Count the lines below holding "Windows" and answer with that number only.

(Records drawn from a dataset)

BEGIN

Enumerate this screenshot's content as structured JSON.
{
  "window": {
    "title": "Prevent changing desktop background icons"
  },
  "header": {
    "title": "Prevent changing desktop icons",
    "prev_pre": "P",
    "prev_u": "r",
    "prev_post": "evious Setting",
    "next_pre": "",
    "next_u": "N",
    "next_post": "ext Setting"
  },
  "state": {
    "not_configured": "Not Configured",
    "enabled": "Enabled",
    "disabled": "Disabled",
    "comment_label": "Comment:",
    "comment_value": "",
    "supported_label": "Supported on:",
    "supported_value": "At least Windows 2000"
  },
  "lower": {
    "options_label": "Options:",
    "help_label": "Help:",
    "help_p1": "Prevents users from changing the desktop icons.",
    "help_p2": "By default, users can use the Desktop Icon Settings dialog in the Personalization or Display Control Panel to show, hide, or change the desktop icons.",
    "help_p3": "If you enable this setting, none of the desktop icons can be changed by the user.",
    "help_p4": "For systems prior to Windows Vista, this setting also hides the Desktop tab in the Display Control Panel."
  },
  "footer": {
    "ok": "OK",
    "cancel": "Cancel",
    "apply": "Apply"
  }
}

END
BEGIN

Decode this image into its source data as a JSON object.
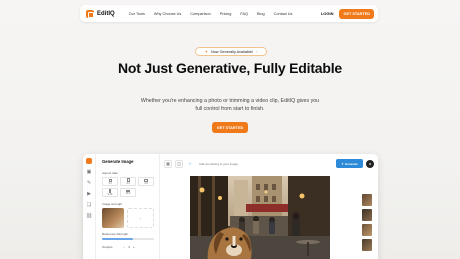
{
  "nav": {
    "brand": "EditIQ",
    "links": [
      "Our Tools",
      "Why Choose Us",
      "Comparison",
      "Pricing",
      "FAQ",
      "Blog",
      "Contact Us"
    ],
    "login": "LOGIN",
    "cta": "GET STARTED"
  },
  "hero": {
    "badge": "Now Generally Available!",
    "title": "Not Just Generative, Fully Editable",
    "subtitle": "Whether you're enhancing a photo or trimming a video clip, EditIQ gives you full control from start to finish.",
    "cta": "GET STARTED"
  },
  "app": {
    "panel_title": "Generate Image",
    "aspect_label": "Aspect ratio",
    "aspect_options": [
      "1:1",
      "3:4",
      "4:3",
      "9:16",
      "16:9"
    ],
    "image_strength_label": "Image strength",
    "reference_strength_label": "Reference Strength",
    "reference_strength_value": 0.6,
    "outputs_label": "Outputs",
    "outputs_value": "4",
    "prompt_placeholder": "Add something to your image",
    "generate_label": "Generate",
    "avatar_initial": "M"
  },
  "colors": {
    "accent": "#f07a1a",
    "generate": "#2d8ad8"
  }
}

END

### [Your solution]
2